[[ ENTRIES SHOWN open ]]
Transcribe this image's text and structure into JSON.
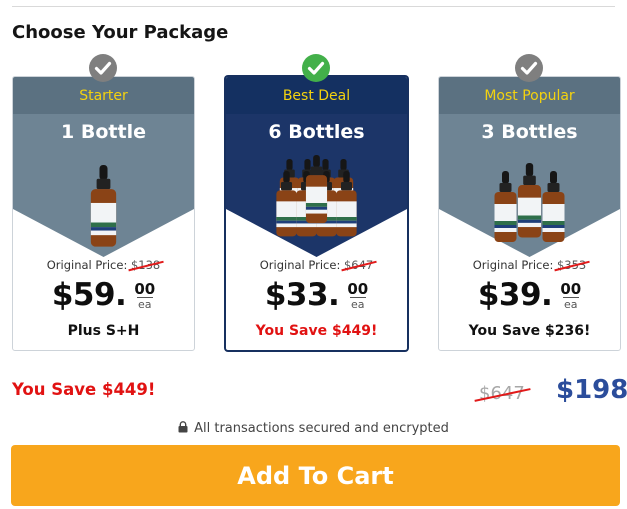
{
  "heading": "Choose Your Package",
  "packages": [
    {
      "ribbon": "Starter",
      "quantity": "1 Bottle",
      "bottle_count": 1,
      "original_label": "Original Price:",
      "original_price": "$138",
      "price_dollars": "$59.",
      "price_cents": "00",
      "price_unit": "ea",
      "note": "Plus S+H",
      "selected": false
    },
    {
      "ribbon": "Best Deal",
      "quantity": "6 Bottles",
      "bottle_count": 6,
      "original_label": "Original Price:",
      "original_price": "$647",
      "price_dollars": "$33.",
      "price_cents": "00",
      "price_unit": "ea",
      "note": "You Save $449!",
      "selected": true
    },
    {
      "ribbon": "Most Popular",
      "quantity": "3 Bottles",
      "bottle_count": 3,
      "original_label": "Original Price:",
      "original_price": "$353",
      "price_dollars": "$39.",
      "price_cents": "00",
      "price_unit": "ea",
      "note": "You Save $236!",
      "selected": false
    }
  ],
  "summary": {
    "savings": "You Save $449!",
    "old_total": "$647",
    "new_total": "$198"
  },
  "secure_text": "All transactions secured and encrypted",
  "cart_button": "Add To Cart",
  "colors": {
    "accent_yellow": "#f4d20f",
    "selected_navy": "#1c3568",
    "card_slate": "#6e8494",
    "check_green": "#43b04a",
    "savings_red": "#e11212",
    "total_blue": "#2b4d9b",
    "cart_orange": "#f8a61c"
  },
  "icons": {
    "check": "checkmark-circle-icon",
    "lock": "lock-icon",
    "product": "dropper-bottle-icon"
  }
}
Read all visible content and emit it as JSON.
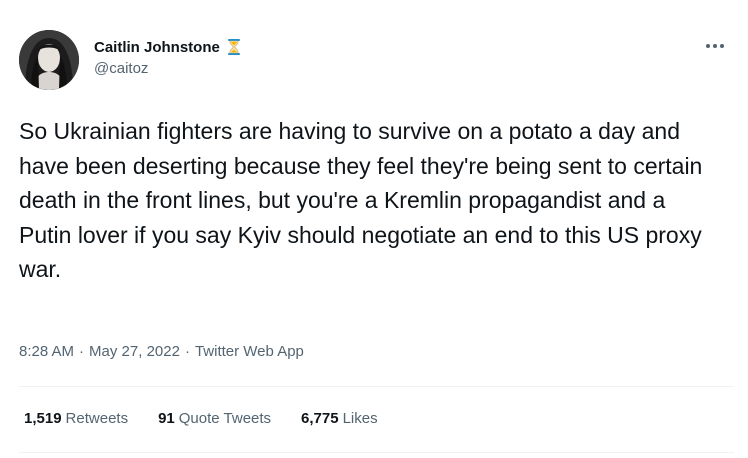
{
  "author": {
    "display_name": "Caitlin Johnstone",
    "handle": "@caitoz",
    "name_emoji": "hourglass-icon"
  },
  "tweet": {
    "text": "So Ukrainian fighters are having to survive on a potato a day and have been deserting because they feel they're being sent to certain death in the front lines, but you're a Kremlin propagandist and a Putin lover if you say Kyiv should negotiate an end to this US proxy war.",
    "time": "8:28 AM",
    "date": "May 27, 2022",
    "source": "Twitter Web App",
    "separator": "·"
  },
  "stats": {
    "retweets_count": "1,519",
    "retweets_label": "Retweets",
    "quote_tweets_count": "91",
    "quote_tweets_label": "Quote Tweets",
    "likes_count": "6,775",
    "likes_label": "Likes"
  },
  "colors": {
    "text_primary": "#0f1419",
    "text_secondary": "#536471",
    "divider": "#eff3f4"
  }
}
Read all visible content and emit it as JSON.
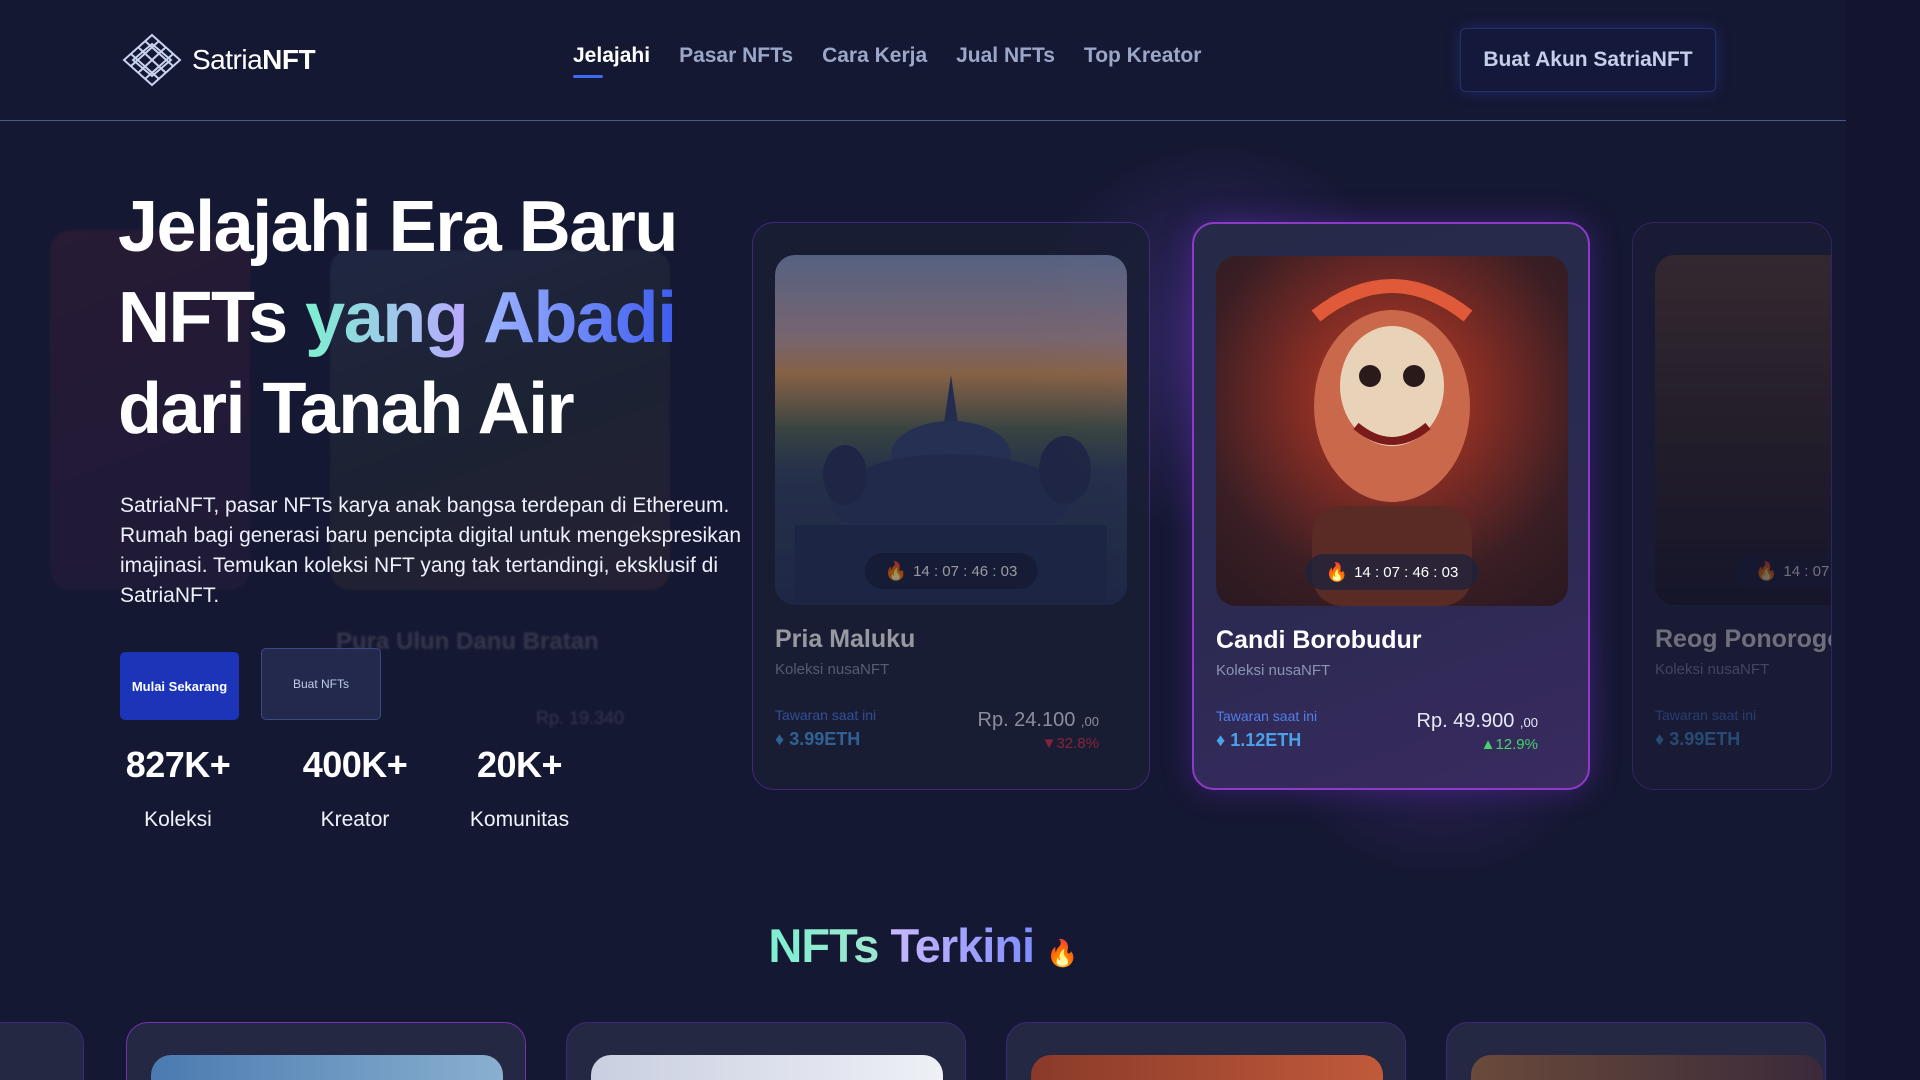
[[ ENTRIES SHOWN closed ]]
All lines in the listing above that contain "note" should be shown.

      "note": "Plus S+H",
      "note": "You Save $449!",
      "note": "You Save $236!",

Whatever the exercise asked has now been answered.